Guest Post by Elizabeth
We all grieve very differently, yet we all share so many of the same thoughts and feelings. I’ve read so many blogs and articles of parents who share what they’re going through and how they have pulled themselves out of bed each morning. I may have done things slightly different than they did, but I still know exactly how they feel when they describe their first visit to the grocery store or the first time someone unknowingly asks how their baby is doing. I know that pain. I know that heartache.
One article that I read brought up a great point about who we are. What do you call us? A woman who loses her husband is a widow; a man who loses his wife is a widower; a child who loses their parents is an orphan. A parent who loses their child is… heart broken. We have no title. When someone asks how my baby is doing, it would be much easier to say “Actually I’m a ____,” instead of saying out loud that my baby passed away. Saying it makes me so angry; it makes me want to go back to the days when I didn’t get out of my pajamas because what’s the point?

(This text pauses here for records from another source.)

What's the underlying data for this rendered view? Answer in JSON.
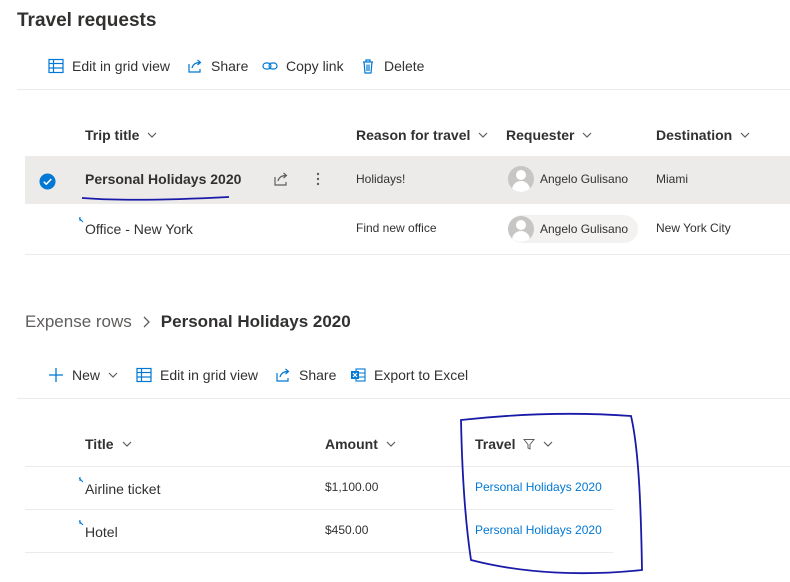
{
  "travel": {
    "title": "Travel requests",
    "toolbar": {
      "edit_grid": "Edit in grid view",
      "share": "Share",
      "copy_link": "Copy link",
      "delete": "Delete"
    },
    "columns": [
      "Trip title",
      "Reason for travel",
      "Requester",
      "Destination"
    ],
    "rows": [
      {
        "title": "Personal Holidays 2020",
        "reason": "Holidays!",
        "requester": "Angelo Gulisano",
        "destination": "Miami",
        "selected": true
      },
      {
        "title": "Office - New York",
        "reason": "Find new office",
        "requester": "Angelo Gulisano",
        "destination": "New York City",
        "selected": false
      }
    ]
  },
  "expenses": {
    "breadcrumb_parent": "Expense rows",
    "breadcrumb_current": "Personal Holidays 2020",
    "toolbar": {
      "new": "New",
      "edit_grid": "Edit in grid view",
      "share": "Share",
      "export": "Export to Excel"
    },
    "columns": [
      "Title",
      "Amount",
      "Travel"
    ],
    "rows": [
      {
        "title": "Airline ticket",
        "amount": "$1,100.00",
        "travel": "Personal Holidays 2020"
      },
      {
        "title": "Hotel",
        "amount": "$450.00",
        "travel": "Personal Holidays 2020"
      }
    ]
  },
  "colors": {
    "accent": "#0078d4",
    "annotation": "#1a1aa8",
    "selected_row": "#edebe9"
  }
}
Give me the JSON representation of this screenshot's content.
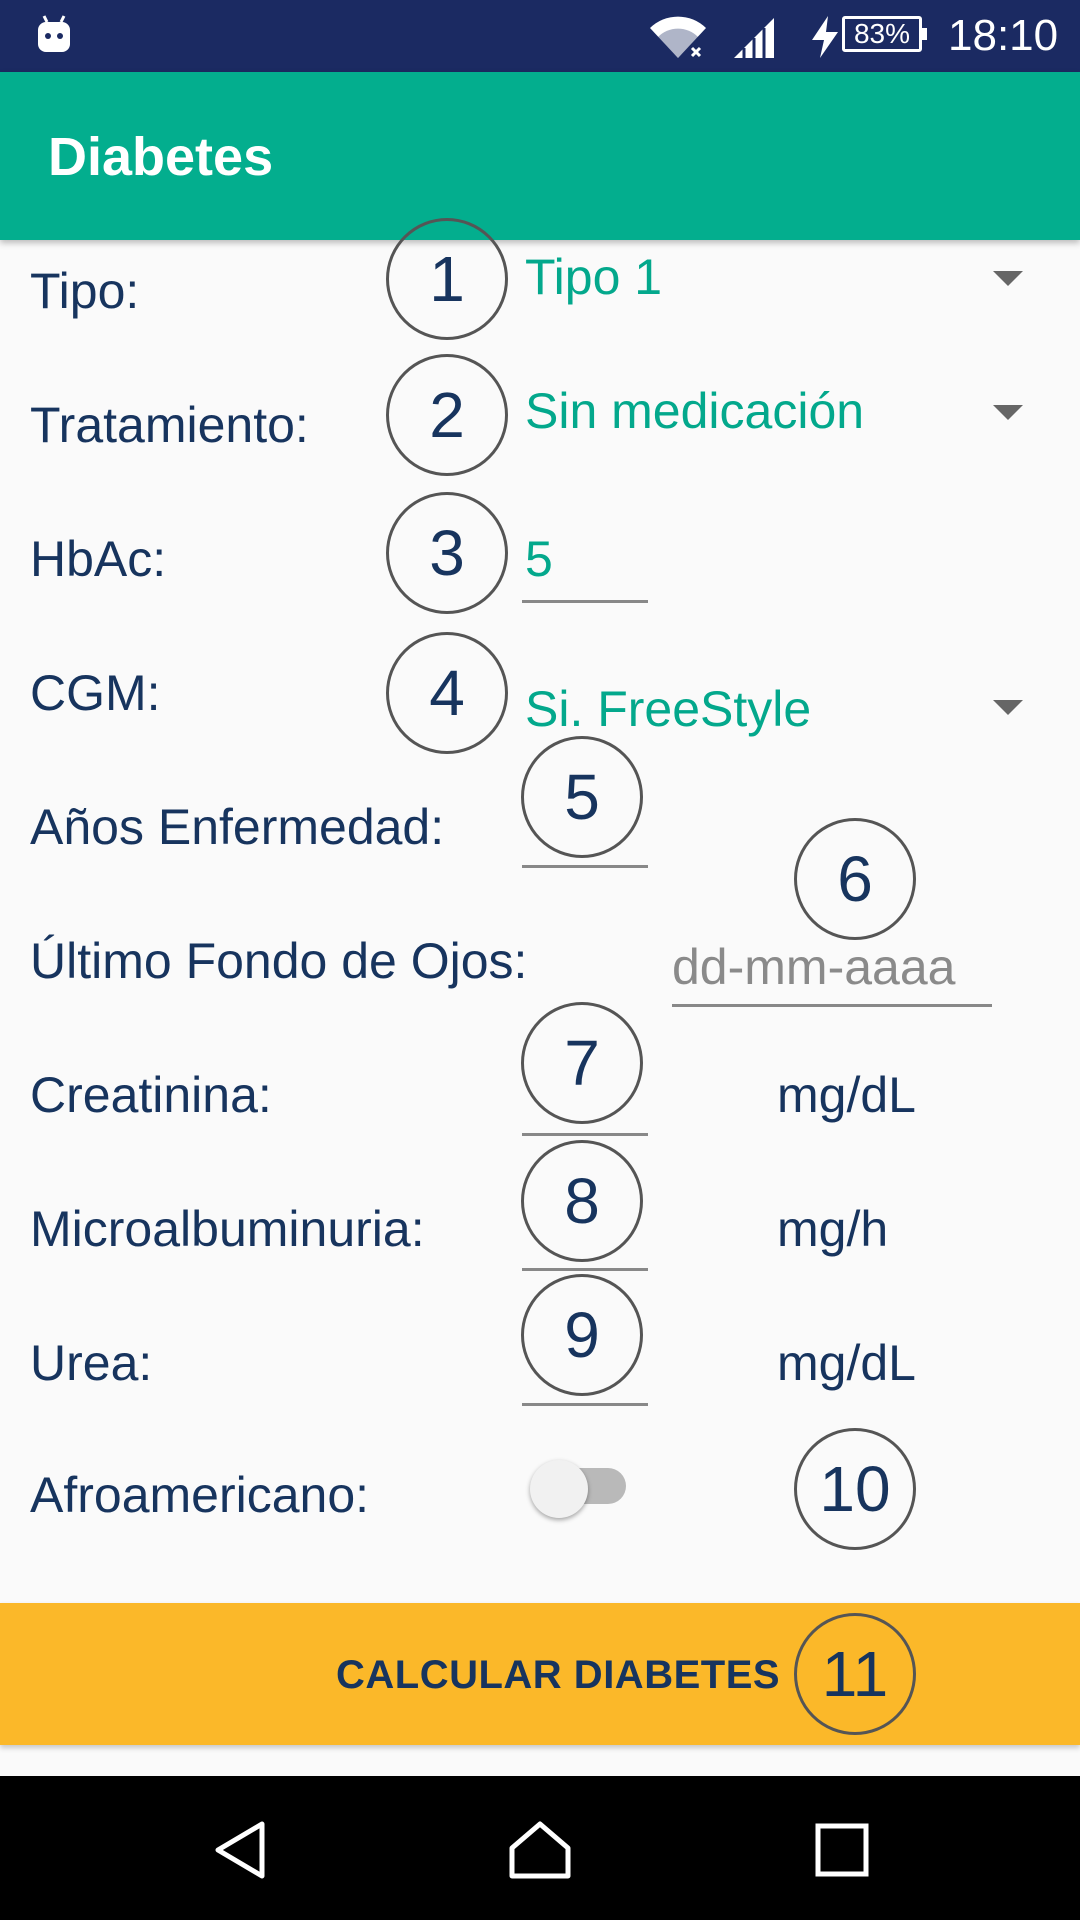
{
  "status_bar": {
    "battery": "83%",
    "time": "18:10",
    "icons": [
      "android-icon",
      "wifi-icon",
      "signal-icon",
      "charging-bolt-icon",
      "battery-icon"
    ]
  },
  "app_bar": {
    "title": "Diabetes"
  },
  "form": {
    "tipo": {
      "label": "Tipo:",
      "value": "Tipo 1"
    },
    "tratamiento": {
      "label": "Tratamiento:",
      "value": "Sin medicación"
    },
    "hbac": {
      "label": "HbAc:",
      "value": "5"
    },
    "cgm": {
      "label": "CGM:",
      "value": "Si. FreeStyle"
    },
    "anos_enfermedad": {
      "label": "Años Enfermedad:",
      "value": ""
    },
    "fondo_ojos": {
      "label": "Último Fondo de Ojos:",
      "placeholder": "dd-mm-aaaa"
    },
    "creatinina": {
      "label": "Creatinina:",
      "unit": "mg/dL"
    },
    "microalbuminuria": {
      "label": "Microalbuminuria:",
      "unit": "mg/h"
    },
    "urea": {
      "label": "Urea:",
      "unit": "mg/dL"
    },
    "afroamericano": {
      "label": "Afroamericano:",
      "checked": false
    }
  },
  "callouts": [
    "1",
    "2",
    "3",
    "4",
    "5",
    "6",
    "7",
    "8",
    "9",
    "10",
    "11"
  ],
  "button": {
    "label": "CALCULAR DIABETES"
  },
  "nav_bar": {
    "icons": [
      "back-icon",
      "home-icon",
      "recents-icon"
    ]
  },
  "colors": {
    "status_bar": "#1b2a62",
    "app_bar": "#03ae8e",
    "accent_text": "#03a88c",
    "label_text": "#17345e",
    "button": "#fbb829"
  }
}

Creating and maintaining contact with a handful of incredibly strong, brave, and kind hearted mothers who have also lost a baby has been essential. Not only have they helped me see hope for my future, but whether any of us like it or not we will forever share a bond. We are in a club that NO ONE wants to be in; we have an all-access pass to a lifetime of pure heartache.

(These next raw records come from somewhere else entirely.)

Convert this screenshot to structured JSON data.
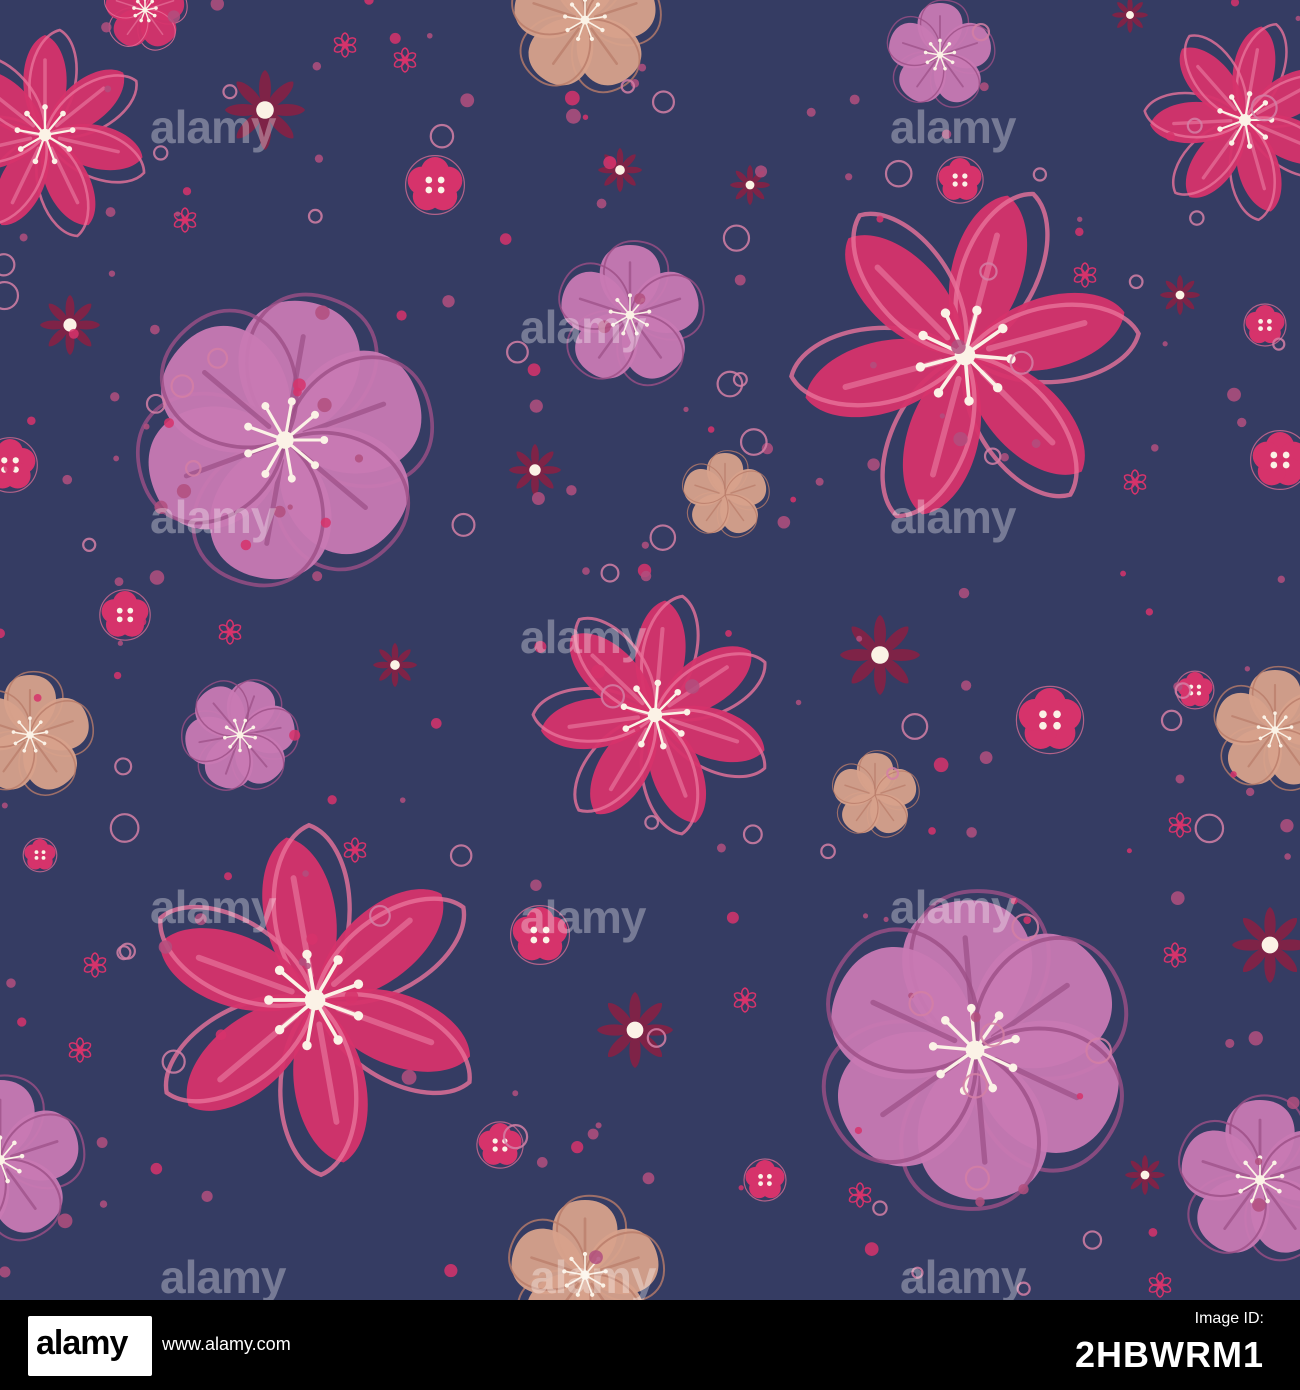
{
  "watermark": {
    "text": "alamy"
  },
  "footer": {
    "logo": "alamy",
    "site": "www.alamy.com",
    "id_label": "Image ID:",
    "image_id": "2HBWRM1"
  },
  "palette": {
    "background": "#353c63",
    "pink": "#d6336b",
    "pink_light": "#e8729a",
    "mauve": "#c879b3",
    "mauve_dark": "#9c4f86",
    "peach": "#d7a18b",
    "wine": "#7e2347",
    "dot": "#b24f7e",
    "center": "#fbf2e6",
    "ring": "#d47fa5"
  }
}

Birthdays will pass that we don’t get to send invitations for, or buy balloons and a cake. We don’t get to kiss boo-boo’s or read bedtime stories. This is not a club I hope to know many people in.

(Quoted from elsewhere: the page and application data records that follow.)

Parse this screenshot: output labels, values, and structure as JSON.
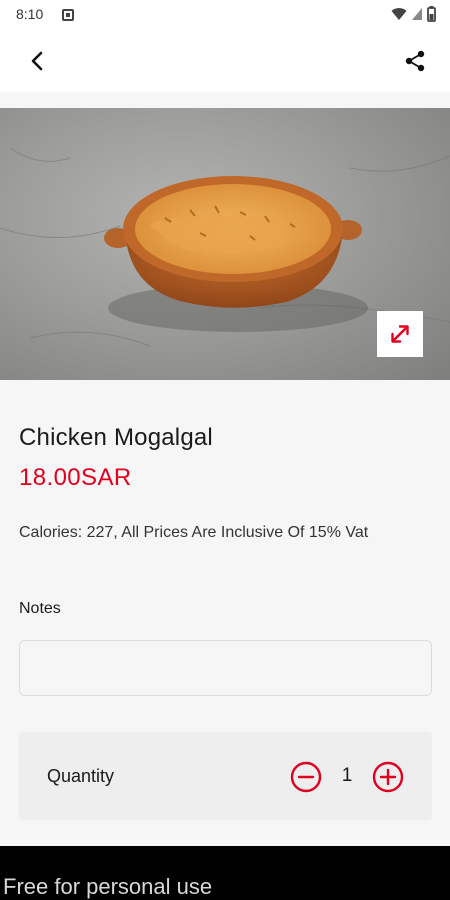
{
  "status_bar": {
    "time": "8:10",
    "icons": [
      "notification-icon",
      "wifi-icon",
      "signal-icon",
      "battery-icon"
    ]
  },
  "app_bar": {
    "back_icon": "back-arrow-icon",
    "share_icon": "share-icon"
  },
  "hero": {
    "image": "orange clay bowl of shredded chicken on grey concrete",
    "expand_icon": "expand-icon"
  },
  "product": {
    "name": "Chicken Mogalgal",
    "price": "18.00SAR",
    "description": "Calories: 227, All Prices Are Inclusive Of 15% Vat"
  },
  "notes": {
    "label": "Notes",
    "value": "",
    "placeholder": ""
  },
  "quantity": {
    "label": "Quantity",
    "value": "1",
    "minus_icon": "minus-circle-icon",
    "plus_icon": "plus-circle-icon"
  },
  "footer": {
    "watermark": "Free for personal use"
  },
  "colors": {
    "accent": "#e1001f",
    "background": "#f6f6f6",
    "card": "#eeeeee"
  }
}
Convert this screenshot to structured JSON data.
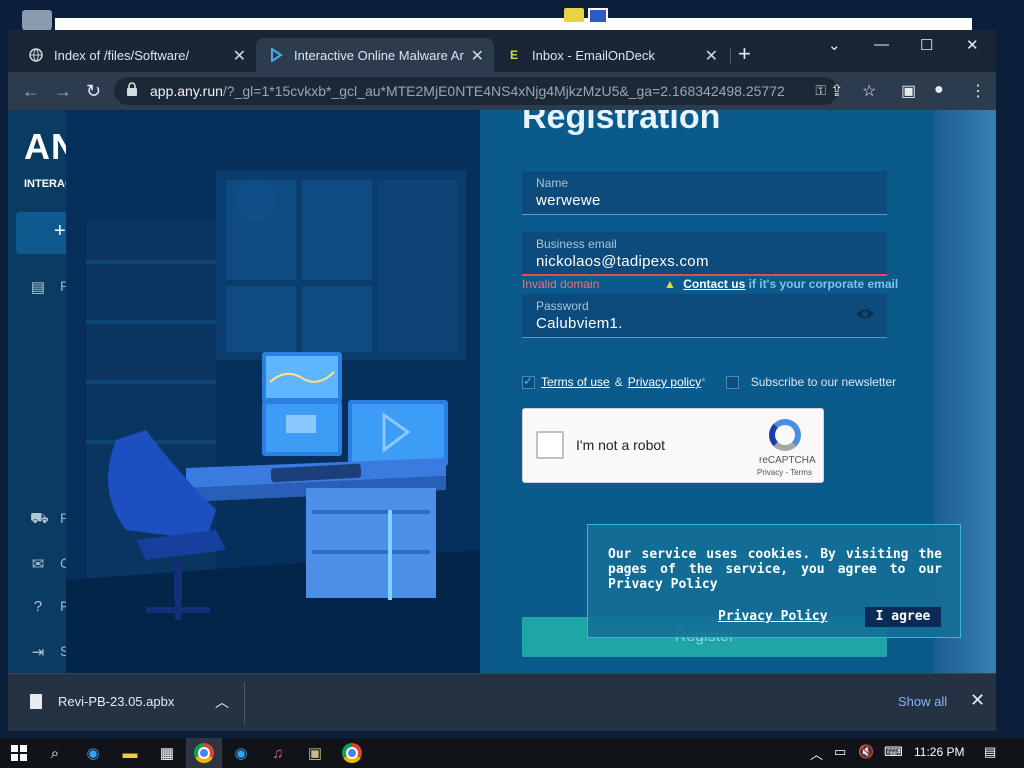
{
  "browser": {
    "tabs": [
      {
        "title": "Index of /files/Software/",
        "icon": "globe-icon"
      },
      {
        "title": "Interactive Online Malware Analy",
        "icon": "anyrun-icon"
      },
      {
        "title": "Inbox - EmailOnDeck",
        "icon": "emailondeck-icon"
      }
    ],
    "new_tab": "+",
    "url_host": "app.any.run",
    "url_rest": "/?_gl=1*15cvkxb*_gcl_au*MTE2MjE0NTE4NS4xNjg4MjkzMzU5&_ga=2.168342498.257721..."
  },
  "sidebar": {
    "brand": "ANY",
    "brand_sub": "INTERACT",
    "new_button": "+",
    "items": [
      {
        "label": "P",
        "icon": "document-icon"
      },
      {
        "label": "P",
        "icon": "cart-icon"
      },
      {
        "label": "C",
        "icon": "mail-icon"
      },
      {
        "label": "F",
        "icon": "help-icon"
      },
      {
        "label": "S",
        "icon": "sign-in-icon"
      }
    ]
  },
  "registration": {
    "title": "Registration",
    "name_label": "Name",
    "name_value": "werwewe",
    "email_label": "Business email",
    "email_value": "nickolaos@tadipexs.com",
    "error_text": "Invalid domain",
    "contact_link": "Contact us",
    "contact_suffix": "if it's your corporate email",
    "password_label": "Password",
    "password_value": "Calubviem1.",
    "terms_link": "Terms of use",
    "and_text": "&",
    "privacy_link": "Privacy policy",
    "required_mark": "*",
    "newsletter_label": "Subscribe to our newsletter",
    "register_button": "Register"
  },
  "recaptcha": {
    "label": "I'm not a robot",
    "brand": "reCAPTCHA",
    "links": "Privacy - Terms"
  },
  "cookie_banner": {
    "message": "Our service uses cookies. By visiting the pages of the service, you agree to our Privacy Policy",
    "policy_link": "Privacy Policy",
    "agree_button": "I agree"
  },
  "downloads": {
    "file_name": "Revi-PB-23.05.apbx",
    "show_all": "Show all"
  },
  "taskbar": {
    "time": "11:26 PM"
  },
  "colors": {
    "accent_teal": "#1fa5a5",
    "error_red": "#e04b5a",
    "panel_blue": "#0a5a8c"
  }
}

As I lay here in bed writing this blog, listening to my husband breathing while he sleeps next to me I am reminded of what, or who, is missing. I know that when I finally go to sleep I’ll sleep through the night uninterrupted; no baby waking up to eat. I know that when I wake up in the morning I won’t be rushing around trying to get two people ready for the day; I’ll be alone. I know that when I get out of work I won’t be picking Carson up from daycare and getting ready for a weekend full of kisses and snuggles; I’ll be alone. Carson has left such a significant love in my heart that I will always cherish, but he has also left such a significant void in my life. I can’t wish that I never felt this pain, because that would mean I never met Carson. He is my world even though I can’t hold him or see him. He is the basis for so many of my decisions even though he is not here. He is incredible. He is mine.